Records from a collection
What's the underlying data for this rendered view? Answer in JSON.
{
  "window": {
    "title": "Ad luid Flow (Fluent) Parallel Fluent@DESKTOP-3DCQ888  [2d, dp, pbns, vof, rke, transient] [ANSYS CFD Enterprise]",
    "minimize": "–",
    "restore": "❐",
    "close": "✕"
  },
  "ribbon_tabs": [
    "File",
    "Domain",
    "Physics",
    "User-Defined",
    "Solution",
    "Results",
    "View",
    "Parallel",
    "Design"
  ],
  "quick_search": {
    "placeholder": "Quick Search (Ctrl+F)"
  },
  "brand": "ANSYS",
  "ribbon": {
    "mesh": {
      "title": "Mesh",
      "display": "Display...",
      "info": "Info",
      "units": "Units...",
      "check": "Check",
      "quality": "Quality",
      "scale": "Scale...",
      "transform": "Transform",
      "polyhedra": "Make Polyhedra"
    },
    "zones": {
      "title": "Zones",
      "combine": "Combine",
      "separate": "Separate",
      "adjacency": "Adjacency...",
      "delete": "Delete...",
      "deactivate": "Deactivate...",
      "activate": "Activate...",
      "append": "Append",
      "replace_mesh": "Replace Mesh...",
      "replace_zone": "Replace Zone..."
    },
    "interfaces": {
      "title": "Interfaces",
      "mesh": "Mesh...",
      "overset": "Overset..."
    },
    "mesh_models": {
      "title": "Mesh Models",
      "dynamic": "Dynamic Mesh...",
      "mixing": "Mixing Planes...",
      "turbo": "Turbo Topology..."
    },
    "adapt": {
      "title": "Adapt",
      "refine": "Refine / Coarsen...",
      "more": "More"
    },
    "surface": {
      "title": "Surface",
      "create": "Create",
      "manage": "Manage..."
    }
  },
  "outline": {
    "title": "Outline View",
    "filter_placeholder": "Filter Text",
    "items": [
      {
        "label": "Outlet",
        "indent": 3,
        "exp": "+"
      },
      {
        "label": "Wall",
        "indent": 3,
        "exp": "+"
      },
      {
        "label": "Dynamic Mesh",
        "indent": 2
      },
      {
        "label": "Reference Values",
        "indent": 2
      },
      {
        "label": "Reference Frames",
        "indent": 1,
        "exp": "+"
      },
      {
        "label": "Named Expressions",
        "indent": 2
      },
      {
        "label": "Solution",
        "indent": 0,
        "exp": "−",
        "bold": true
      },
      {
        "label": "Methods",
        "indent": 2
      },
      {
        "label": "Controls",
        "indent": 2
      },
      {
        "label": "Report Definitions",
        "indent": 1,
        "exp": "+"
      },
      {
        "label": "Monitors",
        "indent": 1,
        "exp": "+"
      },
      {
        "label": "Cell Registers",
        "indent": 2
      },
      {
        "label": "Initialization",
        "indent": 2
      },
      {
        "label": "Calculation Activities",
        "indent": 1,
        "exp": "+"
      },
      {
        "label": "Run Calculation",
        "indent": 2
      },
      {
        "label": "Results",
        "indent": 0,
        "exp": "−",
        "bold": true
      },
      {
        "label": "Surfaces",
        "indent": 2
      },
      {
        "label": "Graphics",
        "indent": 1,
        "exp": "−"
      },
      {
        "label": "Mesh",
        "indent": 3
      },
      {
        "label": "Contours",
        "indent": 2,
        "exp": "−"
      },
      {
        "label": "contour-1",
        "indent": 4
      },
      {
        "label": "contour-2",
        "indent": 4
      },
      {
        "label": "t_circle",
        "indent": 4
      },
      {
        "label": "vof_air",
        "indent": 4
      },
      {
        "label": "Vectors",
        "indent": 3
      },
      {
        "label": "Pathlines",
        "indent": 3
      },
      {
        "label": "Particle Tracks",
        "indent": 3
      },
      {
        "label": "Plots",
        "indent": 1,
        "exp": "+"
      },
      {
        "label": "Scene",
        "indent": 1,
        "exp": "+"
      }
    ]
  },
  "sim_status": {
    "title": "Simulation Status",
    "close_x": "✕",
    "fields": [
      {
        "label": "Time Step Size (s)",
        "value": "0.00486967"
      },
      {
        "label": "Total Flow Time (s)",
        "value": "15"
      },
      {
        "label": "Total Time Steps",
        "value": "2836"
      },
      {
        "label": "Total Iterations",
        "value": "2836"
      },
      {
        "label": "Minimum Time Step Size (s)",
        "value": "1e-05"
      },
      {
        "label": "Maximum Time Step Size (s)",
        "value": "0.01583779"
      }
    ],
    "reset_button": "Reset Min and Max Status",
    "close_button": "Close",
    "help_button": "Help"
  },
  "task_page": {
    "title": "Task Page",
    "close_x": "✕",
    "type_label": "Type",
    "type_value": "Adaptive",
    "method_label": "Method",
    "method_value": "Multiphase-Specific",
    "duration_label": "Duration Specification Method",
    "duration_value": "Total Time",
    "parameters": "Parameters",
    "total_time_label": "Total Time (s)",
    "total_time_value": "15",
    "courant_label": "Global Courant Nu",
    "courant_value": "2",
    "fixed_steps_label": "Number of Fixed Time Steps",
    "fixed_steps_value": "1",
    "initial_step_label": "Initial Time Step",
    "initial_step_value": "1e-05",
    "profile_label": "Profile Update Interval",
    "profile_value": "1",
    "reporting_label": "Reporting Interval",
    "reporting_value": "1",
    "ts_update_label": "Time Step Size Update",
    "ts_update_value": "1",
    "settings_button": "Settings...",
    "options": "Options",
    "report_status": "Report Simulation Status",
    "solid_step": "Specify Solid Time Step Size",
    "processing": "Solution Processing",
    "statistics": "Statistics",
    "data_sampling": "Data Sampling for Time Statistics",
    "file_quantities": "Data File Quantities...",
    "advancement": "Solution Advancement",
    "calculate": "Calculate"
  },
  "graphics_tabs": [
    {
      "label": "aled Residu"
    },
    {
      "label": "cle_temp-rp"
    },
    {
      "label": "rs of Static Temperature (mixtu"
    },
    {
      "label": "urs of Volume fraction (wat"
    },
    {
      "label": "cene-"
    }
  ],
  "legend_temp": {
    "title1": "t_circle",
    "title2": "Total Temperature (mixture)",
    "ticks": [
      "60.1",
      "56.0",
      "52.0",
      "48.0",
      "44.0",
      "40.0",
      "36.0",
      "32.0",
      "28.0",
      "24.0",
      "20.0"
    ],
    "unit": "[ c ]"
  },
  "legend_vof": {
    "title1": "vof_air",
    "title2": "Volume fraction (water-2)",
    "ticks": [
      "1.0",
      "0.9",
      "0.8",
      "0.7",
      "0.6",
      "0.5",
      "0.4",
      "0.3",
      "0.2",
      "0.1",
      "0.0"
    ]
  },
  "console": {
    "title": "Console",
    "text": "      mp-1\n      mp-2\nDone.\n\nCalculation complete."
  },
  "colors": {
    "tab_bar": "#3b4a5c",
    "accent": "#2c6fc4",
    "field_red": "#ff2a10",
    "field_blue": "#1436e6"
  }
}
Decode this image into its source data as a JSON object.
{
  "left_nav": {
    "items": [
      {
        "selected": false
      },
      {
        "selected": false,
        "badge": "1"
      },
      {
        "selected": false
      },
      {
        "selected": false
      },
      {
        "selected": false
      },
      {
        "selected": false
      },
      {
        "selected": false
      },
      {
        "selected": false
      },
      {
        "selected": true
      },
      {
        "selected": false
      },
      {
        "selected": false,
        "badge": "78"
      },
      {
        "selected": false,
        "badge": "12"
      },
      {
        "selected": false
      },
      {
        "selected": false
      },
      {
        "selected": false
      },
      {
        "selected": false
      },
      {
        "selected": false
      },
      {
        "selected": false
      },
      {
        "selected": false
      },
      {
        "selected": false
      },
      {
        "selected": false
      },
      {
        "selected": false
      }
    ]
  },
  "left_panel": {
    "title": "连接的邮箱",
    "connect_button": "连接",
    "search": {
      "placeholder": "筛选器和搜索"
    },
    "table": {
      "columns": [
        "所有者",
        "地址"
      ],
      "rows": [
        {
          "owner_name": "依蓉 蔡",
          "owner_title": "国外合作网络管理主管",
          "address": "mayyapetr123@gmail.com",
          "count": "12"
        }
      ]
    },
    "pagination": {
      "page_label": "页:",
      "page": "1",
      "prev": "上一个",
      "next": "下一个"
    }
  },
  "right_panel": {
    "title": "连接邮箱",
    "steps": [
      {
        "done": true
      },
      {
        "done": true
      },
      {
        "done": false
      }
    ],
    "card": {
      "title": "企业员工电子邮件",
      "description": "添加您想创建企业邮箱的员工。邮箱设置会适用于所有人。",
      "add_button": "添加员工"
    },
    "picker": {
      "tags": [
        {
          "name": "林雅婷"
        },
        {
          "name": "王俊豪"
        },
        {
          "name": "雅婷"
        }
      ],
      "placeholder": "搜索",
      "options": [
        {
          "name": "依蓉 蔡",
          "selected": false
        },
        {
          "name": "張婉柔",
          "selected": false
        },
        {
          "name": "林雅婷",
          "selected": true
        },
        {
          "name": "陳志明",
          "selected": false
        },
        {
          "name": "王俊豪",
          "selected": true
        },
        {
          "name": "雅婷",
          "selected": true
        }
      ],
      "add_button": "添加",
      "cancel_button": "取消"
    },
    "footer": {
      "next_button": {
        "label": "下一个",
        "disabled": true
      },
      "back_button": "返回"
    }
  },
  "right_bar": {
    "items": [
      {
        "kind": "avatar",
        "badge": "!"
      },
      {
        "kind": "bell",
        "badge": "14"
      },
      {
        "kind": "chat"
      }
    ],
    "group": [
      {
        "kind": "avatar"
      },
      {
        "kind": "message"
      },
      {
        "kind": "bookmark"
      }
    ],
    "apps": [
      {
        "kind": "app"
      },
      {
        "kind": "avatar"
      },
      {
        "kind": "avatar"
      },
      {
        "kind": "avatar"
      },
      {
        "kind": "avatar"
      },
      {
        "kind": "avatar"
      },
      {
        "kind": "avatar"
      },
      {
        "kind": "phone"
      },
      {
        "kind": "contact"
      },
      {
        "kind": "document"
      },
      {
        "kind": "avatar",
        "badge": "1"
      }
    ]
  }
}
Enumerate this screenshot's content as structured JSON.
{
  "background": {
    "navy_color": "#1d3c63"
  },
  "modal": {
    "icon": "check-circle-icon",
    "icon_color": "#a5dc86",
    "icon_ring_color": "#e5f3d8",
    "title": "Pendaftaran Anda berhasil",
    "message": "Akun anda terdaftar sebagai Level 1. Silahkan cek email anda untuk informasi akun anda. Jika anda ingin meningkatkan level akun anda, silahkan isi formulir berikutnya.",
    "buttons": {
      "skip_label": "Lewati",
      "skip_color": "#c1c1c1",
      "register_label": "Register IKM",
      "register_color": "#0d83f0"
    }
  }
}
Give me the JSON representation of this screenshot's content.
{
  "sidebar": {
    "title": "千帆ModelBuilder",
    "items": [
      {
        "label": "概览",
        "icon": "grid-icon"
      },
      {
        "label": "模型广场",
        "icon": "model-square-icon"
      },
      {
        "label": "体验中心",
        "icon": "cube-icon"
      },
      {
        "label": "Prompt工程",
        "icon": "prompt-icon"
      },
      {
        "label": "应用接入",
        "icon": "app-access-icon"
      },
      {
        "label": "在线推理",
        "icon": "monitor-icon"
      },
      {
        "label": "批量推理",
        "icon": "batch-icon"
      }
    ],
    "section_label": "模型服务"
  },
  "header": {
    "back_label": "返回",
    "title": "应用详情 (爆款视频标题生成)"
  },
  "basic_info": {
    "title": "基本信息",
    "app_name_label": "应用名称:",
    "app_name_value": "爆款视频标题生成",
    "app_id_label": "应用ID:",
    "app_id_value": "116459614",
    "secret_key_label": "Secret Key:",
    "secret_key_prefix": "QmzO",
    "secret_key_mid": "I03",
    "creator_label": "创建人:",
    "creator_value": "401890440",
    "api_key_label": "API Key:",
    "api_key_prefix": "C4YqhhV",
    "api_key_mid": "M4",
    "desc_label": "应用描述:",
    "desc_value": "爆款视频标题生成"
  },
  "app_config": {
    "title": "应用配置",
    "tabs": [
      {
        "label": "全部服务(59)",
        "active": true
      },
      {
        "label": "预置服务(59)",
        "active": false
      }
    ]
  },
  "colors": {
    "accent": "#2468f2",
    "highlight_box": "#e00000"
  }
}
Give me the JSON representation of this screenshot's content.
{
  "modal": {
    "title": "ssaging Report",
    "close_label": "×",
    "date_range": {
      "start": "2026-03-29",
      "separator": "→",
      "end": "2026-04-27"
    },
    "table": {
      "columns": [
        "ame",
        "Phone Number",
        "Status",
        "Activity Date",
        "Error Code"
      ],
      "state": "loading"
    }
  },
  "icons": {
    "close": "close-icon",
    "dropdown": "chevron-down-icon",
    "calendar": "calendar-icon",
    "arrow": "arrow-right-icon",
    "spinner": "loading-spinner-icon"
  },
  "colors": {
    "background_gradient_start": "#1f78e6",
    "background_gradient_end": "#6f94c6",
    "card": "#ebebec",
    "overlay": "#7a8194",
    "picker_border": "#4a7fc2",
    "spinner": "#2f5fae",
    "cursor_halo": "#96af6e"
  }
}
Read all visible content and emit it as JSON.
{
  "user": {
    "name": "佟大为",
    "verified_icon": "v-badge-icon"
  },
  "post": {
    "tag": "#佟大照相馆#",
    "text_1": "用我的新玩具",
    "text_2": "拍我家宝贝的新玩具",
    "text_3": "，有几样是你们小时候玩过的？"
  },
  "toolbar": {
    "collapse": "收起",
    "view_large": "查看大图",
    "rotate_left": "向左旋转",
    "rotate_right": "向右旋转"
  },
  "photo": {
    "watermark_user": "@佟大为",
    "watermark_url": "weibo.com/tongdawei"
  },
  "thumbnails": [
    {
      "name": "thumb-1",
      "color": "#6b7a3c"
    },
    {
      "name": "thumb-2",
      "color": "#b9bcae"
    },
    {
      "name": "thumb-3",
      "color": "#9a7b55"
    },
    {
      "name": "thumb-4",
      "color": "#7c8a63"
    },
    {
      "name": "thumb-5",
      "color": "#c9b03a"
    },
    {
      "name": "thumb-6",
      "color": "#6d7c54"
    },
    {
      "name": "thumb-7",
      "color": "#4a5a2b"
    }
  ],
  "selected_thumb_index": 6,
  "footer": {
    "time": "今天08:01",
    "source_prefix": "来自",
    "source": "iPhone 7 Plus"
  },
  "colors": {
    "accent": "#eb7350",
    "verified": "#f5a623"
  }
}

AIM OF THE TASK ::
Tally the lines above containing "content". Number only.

RESPONSE TO THE EXERCISE ::
4